Symptoms of pulmonary hypertension include:
- shortness of breath (a.k.a. dyspnoea), especially on exertion
- chest pain (a.k.a. angina)
- fatigue, tiredness, or weakness
- blue tinge to lips or skin (a.k.a. cyanosis)
- dry cough
- light-headedness or loss of consciousness (a.k.a. syncope)
- swollen legs (a.k.a. peripheral oedema)
- weight gain over a short period of time
- abdominal bloating
How is pulmonary hypertension classified?
There are two different methods for classifying pulmonary hypertension, according to the World Health Organisation (WHO). These are based on;
- The underlying cause
- Group 1 – Genetic or unknown (a.k.a. Idiopathic causes)
- Group 2 – Failure of the left side of the heart

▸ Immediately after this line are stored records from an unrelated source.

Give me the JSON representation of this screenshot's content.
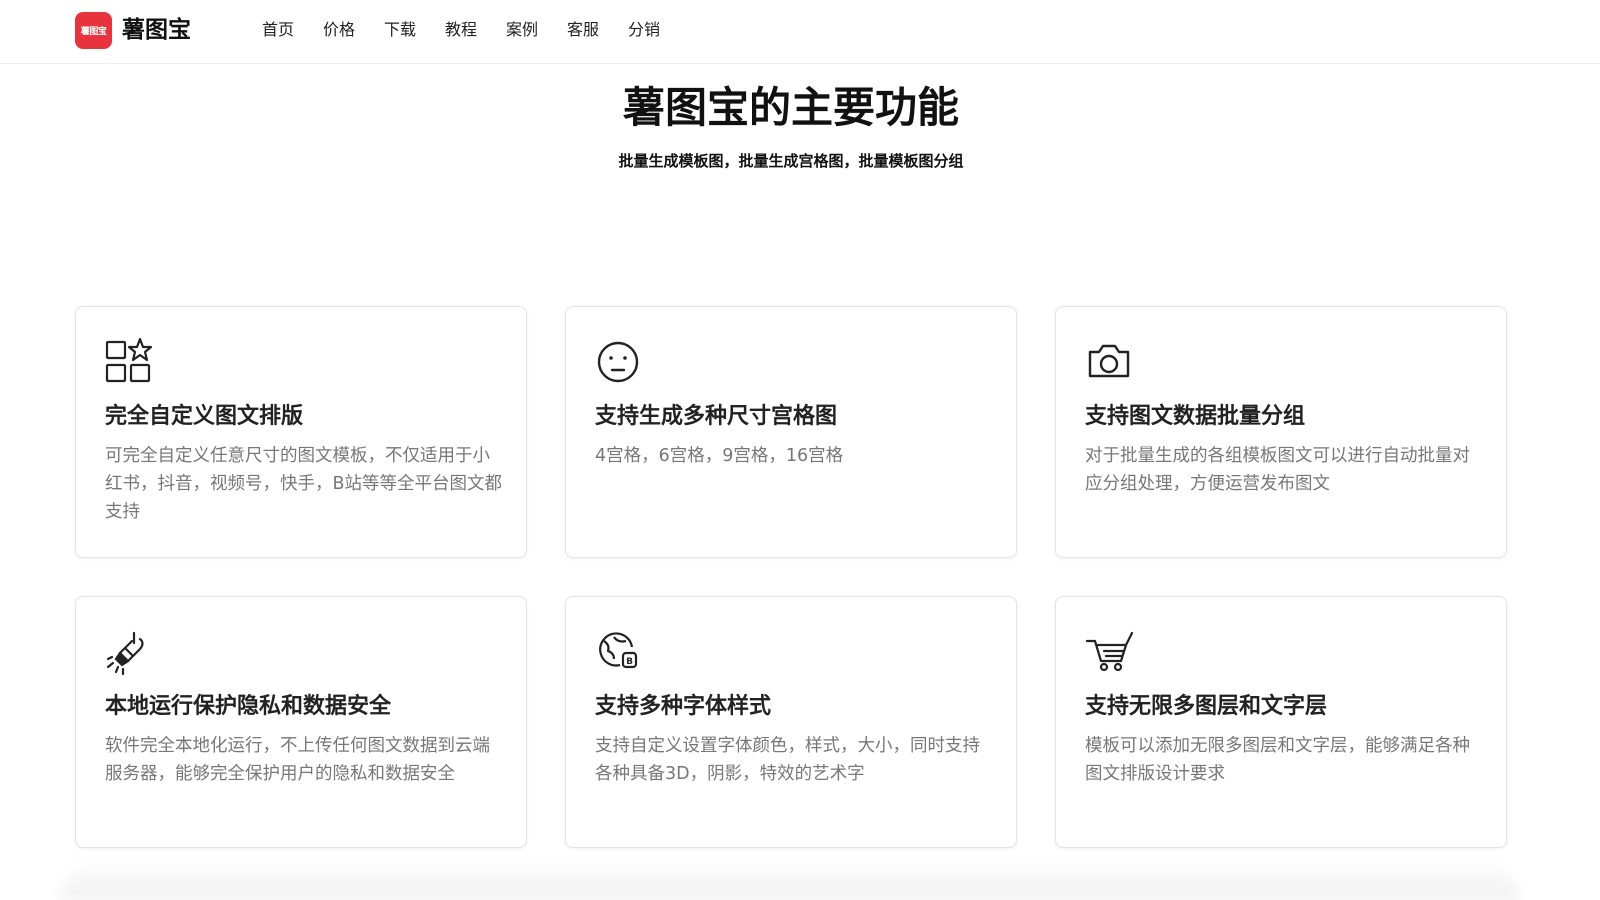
{
  "header": {
    "logo_icon_text": "薯图宝",
    "logo_text": "薯图宝",
    "brand_color": "#e8323c",
    "nav": [
      "首页",
      "价格",
      "下载",
      "教程",
      "案例",
      "客服",
      "分销"
    ]
  },
  "hero": {
    "title": "薯图宝的主要功能",
    "subtitle": "批量生成模板图，批量生成宫格图，批量模板图分组"
  },
  "features": [
    {
      "icon": "grid-star-icon",
      "title": "完全自定义图文排版",
      "desc": "可完全自定义任意尺寸的图文模板，不仅适用于小红书，抖音，视频号，快手，B站等等全平台图文都支持"
    },
    {
      "icon": "face-icon",
      "title": "支持生成多种尺寸宫格图",
      "desc": "4宫格，6宫格，9宫格，16宫格"
    },
    {
      "icon": "camera-icon",
      "title": "支持图文数据批量分组",
      "desc": "对于批量生成的各组模板图文可以进行自动批量对应分组处理，方便运营发布图文"
    },
    {
      "icon": "flashlight-icon",
      "title": "本地运行保护隐私和数据安全",
      "desc": "软件完全本地化运行，不上传任何图文数据到云端服务器，能够完全保护用户的隐私和数据安全"
    },
    {
      "icon": "globe-badge-icon",
      "title": "支持多种字体样式",
      "desc": "支持自定义设置字体颜色，样式，大小，同时支持各种具备3D，阴影，特效的艺术字"
    },
    {
      "icon": "cart-icon",
      "title": "支持无限多图层和文字层",
      "desc": "模板可以添加无限多图层和文字层，能够满足各种图文排版设计要求"
    }
  ]
}
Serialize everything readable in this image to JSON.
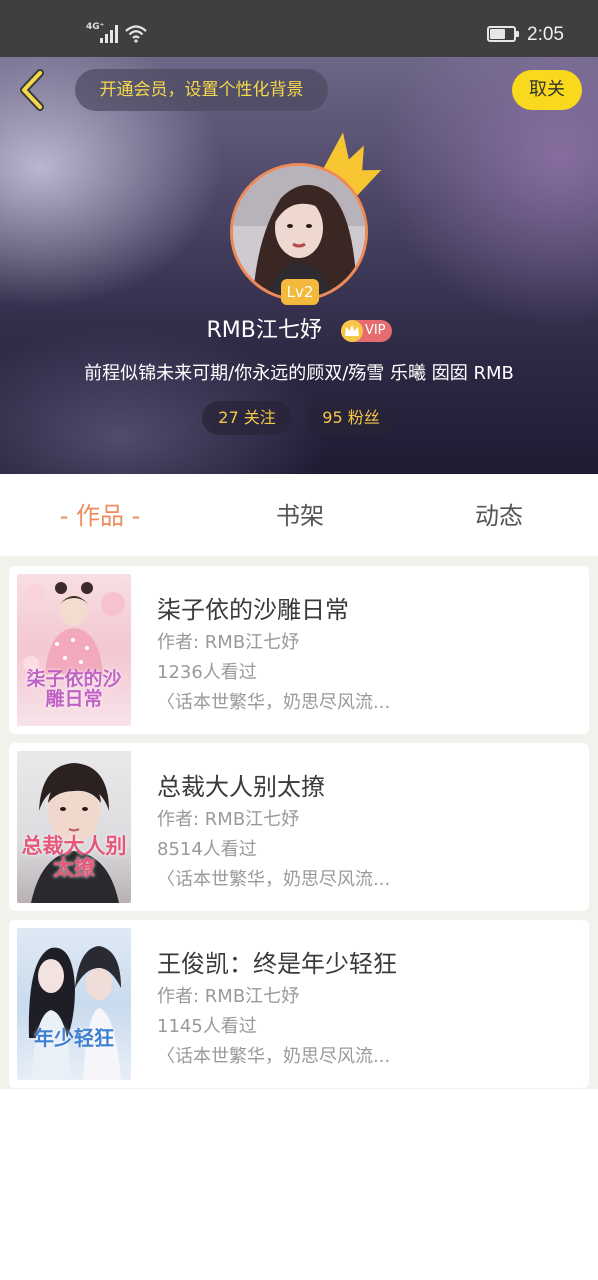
{
  "status_bar": {
    "network": "4G⁺",
    "time": "2:05"
  },
  "header": {
    "vip_banner": "开通会员，设置个性化背景",
    "follow_button": "取关",
    "level": "Lv2",
    "username": "RMB江七妤",
    "vip_label": "VIP",
    "signature": "前程似锦未来可期/你永远的顾双/殇雪 乐曦 囡囡 RMB",
    "following": "27 关注",
    "fans": "95 粉丝"
  },
  "tabs": [
    {
      "label": "- 作品 -",
      "active": true
    },
    {
      "label": "书架",
      "active": false
    },
    {
      "label": "动态",
      "active": false
    }
  ],
  "books": [
    {
      "title": "柒子依的沙雕日常",
      "author": "作者: RMB江七妤",
      "views": "1236人看过",
      "desc": "〈话本世繁华，奶思尽风流...",
      "cover_text": "柒子依的沙雕日常"
    },
    {
      "title": "总裁大人别太撩",
      "author": "作者: RMB江七妤",
      "views": "8514人看过",
      "desc": "〈话本世繁华，奶思尽风流...",
      "cover_text": "总裁大人别太撩"
    },
    {
      "title": "王俊凯：终是年少轻狂",
      "author": "作者: RMB江七妤",
      "views": "1145人看过",
      "desc": "〈话本世繁华，奶思尽风流...",
      "cover_text": "年少轻狂"
    }
  ],
  "colors": {
    "accent_orange": "#ec8b5c",
    "vip_yellow": "#f9d91d",
    "stat_yellow": "#f5c84a",
    "level_badge": "#f3b93c"
  },
  "icons": {
    "back": "chevron-left-icon",
    "crown": "crown-icon",
    "vip": "crown-badge-icon"
  }
}
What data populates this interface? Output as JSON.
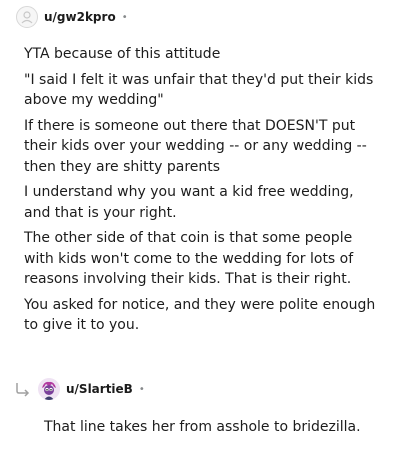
{
  "comment": {
    "username": "u/gw2kpro",
    "separator": "•",
    "paragraphs": [
      "YTA because of this attitude",
      "\"I said I felt it was unfair that they'd put their kids above my wedding\"",
      "If there is someone out there that DOESN'T put their kids over your wedding -- or any wedding -- then they are shitty parents",
      "I understand why you want a kid free wedding, and that is your right.",
      "The other side of that coin is that some people with kids won't come to the wedding for lots of reasons involving their kids. That is their right.",
      "You asked for notice, and they were polite enough to give it to you."
    ],
    "avatar_icon": "default-avatar-icon"
  },
  "reply": {
    "username": "u/SlartieB",
    "separator": "•",
    "text": "That line takes her from asshole to bridezilla.",
    "avatar_icon": "character-avatar-icon",
    "reply_icon": "reply-arrow-icon"
  },
  "colors": {
    "text": "#1c1c1c",
    "meta": "#878a8c",
    "avatar_pink": "#c13a9c"
  }
}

- Group 3 – Lung disease or chronically low levels of oxygen
- Group 4 – Chronic blood clots on the lungs
- Group 5 – Mixed or miscellaneous causes
- The severity and impact on the patient
- Functional Class 1 – Symptoms do not limit the patient’s physical ability.
- Functional Class 2 – Symptoms result in slight limitation of physical ability, but the person is comfortable at rest. Ordinary physical activity may cause shortness of breath.
- Functional Class 3 – Symptoms result in marked disability, with less than ordinary physical activity bringing on breathlessness. Comfortable at rest.
- Functional Class 4 – Symptoms at rest. Severely limited by shortness of breath.
What are the risk factors for pulmonary hypertension?
There are many risk factors for pulmonary hypertension. If you exhibit these risk factors, you should consult your doctor.
- family history of pulmonary hypertension, particularly a first-degree relative such as a parent, sibling or children
- connective tissue disorders or autoimmune diseases, including scleroderma, lupus, and rheumatoid arthritis
- living at high altitudes for extended periods of time
- female sex
- obstructive sleep apnoea, especially untreated
- congenital heart disease
- underlying lung disease
- chronic liver disease
- infectious diseases including human immunodeficiency virus (HIV), hepatitis B and hepatitis C
- use of certain drugs and medications including methamphetamines, chemotherapy, and some diet drugs or ‘appetite suppressants’
Where can I go for effective Pulmonary Hypertension Treatment?
At Manse Medical, we provide both high-quality diagnosis and treatment for respiratory disorders such as pulmonary hypertension. We take a personalised approach that focuses on your medical history and background, in order to provide you with a complete treatment plan that addresses your concerns and helps you effectively manage your symptoms.
Book your appointment online by selecting your preferred clinic and choosing from the list of available specialists.